The mayor’s comments came during a chaotic set of events on Thursday at Charleston City Hall that led to a joint press conference with councilmembers, Charleston Police Department (CPD) officers, Concerned Clergy Coalition of Charleston members, and Fraternal Order of Police (FOP) members.
“Our phones need to start ringing again, we need to break bread with one another, we need have coffees with one another,” Goodwin told MetroNews. “It sounds simple but it’s not. It’s critical, though. It’s necessary if we are going to understand what each other is feeling and what we need to move forward.”
Among Goodwin’s actions, in a response to the clergy’s letter sent at a recent public forum, CPD Chief Opie Smith has referred the incident to the FBI for an independent investigation. The FBI could refer the matter to the U.S. Attorney or the Kanawha County Prosecutor’s Office.
The actions come on the heels of pressure from the clergy and members of the public to do more following CPD allowing two officers to return to work from administrative leave after a use of force investigation.
An Oct. 14 incident captured on video showed Patrol Officer Carlie McCoy struggling to arrest 27-year-old Freda Gilmore outside of a Family Dollar store on Virginia Street West. Patrolman Joshua Mena punched Gilmore several times in the head.
Other actions taken by the city include working with police leadership to review policing policies, and she intends to create a Charleston Police Citizen Advisory Council. The body will be made up of Charleston residents and act as a liaison between the police department and the city.
At the public forum on November 5, the clergy requested the FBI investigate the matter but also called for McCoy and Mena to be placed back on suspension.
Rev. Marlon Collins, Pastor at Shiloh Baptist Church in Charleston and member of the clergy said he had mixed emotions with the response.
“I wasn’t angry, I wasn’t completely satisfied but we did get some good dialogue done today (Thursday),” he told MetroNews. “The groundwork has been laid to get some change instituted and get the people and police officers safe.”
And while Collins wasn’t thrilled with how the joint presser abruptly ended after a back-and-forth between the crowd and some officers, he said there are more opportunities ahead because they came together.
“Without this forum today (Thursday), the members of the Charleston Clergy Coalition wouldn’t have had an opportunity to meet who we met today,” he said. “We are going to start a dialogue and start getting some understanding with the different groups. Ultimately, our goal is to make sure this does not happen again however we change policy or personnel.”
Collins referencing his group’s meeting with the state FOP. Initially, there were supposed to be two separate press conferences Thursday afternoon: The state FOP and some councilmembers with CPD and Goodwin’s with the city’s response to the clergy.

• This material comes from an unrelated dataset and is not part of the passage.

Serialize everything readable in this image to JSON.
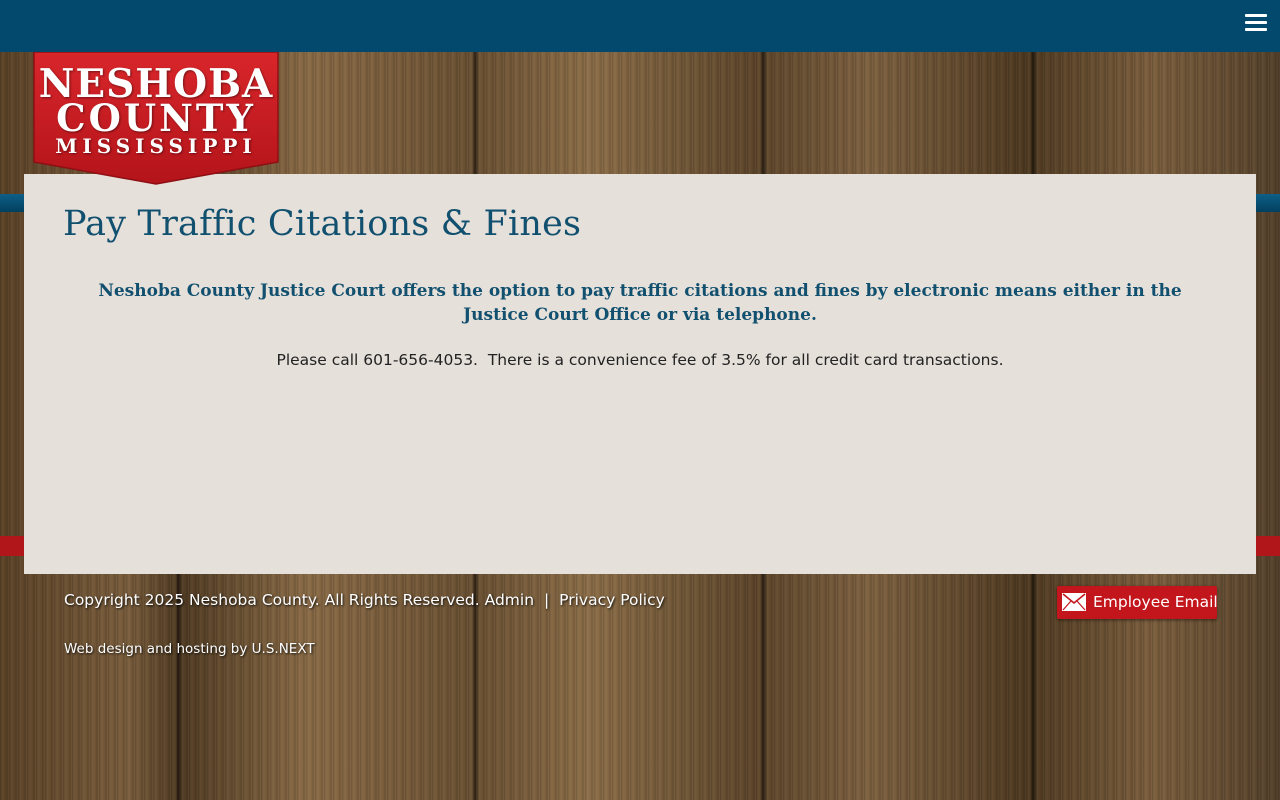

Goodwin, state FOP members, and clergy members decided to come together and speak as a group in the council chambers, which the mayor thought was the best idea. She said when it came down to it, all parties involved realized that they want to support the police while having better communication with community members.

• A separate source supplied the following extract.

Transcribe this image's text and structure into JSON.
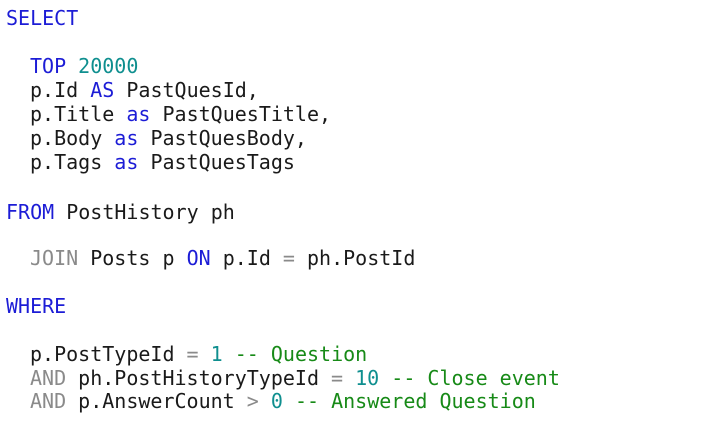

“It can’t be an us versus them. It can’t be and that’s why we said enough,” she said.